Repeat the listing that follows, character for character, minus the pictures.

-*-

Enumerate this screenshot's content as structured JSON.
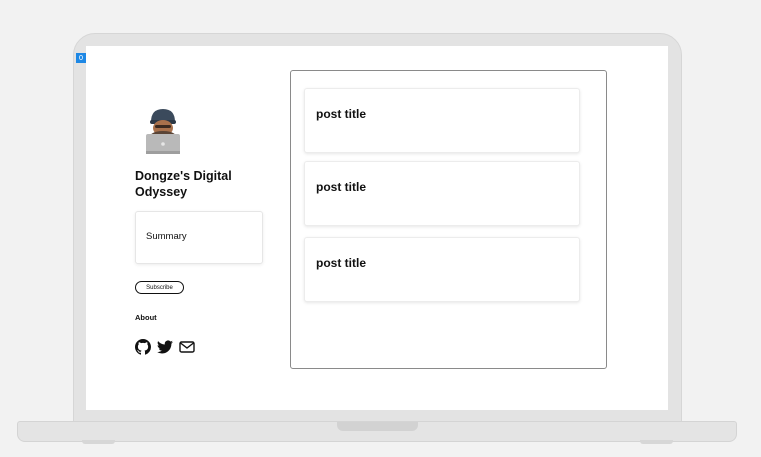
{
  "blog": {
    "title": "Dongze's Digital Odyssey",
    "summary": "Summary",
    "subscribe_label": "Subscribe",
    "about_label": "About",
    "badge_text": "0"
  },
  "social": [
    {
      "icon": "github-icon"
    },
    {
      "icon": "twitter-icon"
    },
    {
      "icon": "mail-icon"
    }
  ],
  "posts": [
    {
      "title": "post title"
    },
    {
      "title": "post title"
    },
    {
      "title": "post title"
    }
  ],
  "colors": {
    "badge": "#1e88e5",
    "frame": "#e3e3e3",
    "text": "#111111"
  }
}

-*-

SOLVED EXERCISE
Enumerate this screenshot's content as structured JSON.
{
  "blog": {
    "title": "Dongze's Digital Odyssey",
    "summary": "Summary",
    "subscribe_label": "Subscribe",
    "about_label": "About",
    "badge_text": "0"
  },
  "social": [
    {
      "icon": "github-icon"
    },
    {
      "icon": "twitter-icon"
    },
    {
      "icon": "mail-icon"
    }
  ],
  "posts": [
    {
      "title": "post title"
    },
    {
      "title": "post title"
    },
    {
      "title": "post title"
    }
  ],
  "colors": {
    "badge": "#1e88e5",
    "frame": "#e3e3e3",
    "text": "#111111"
  }
}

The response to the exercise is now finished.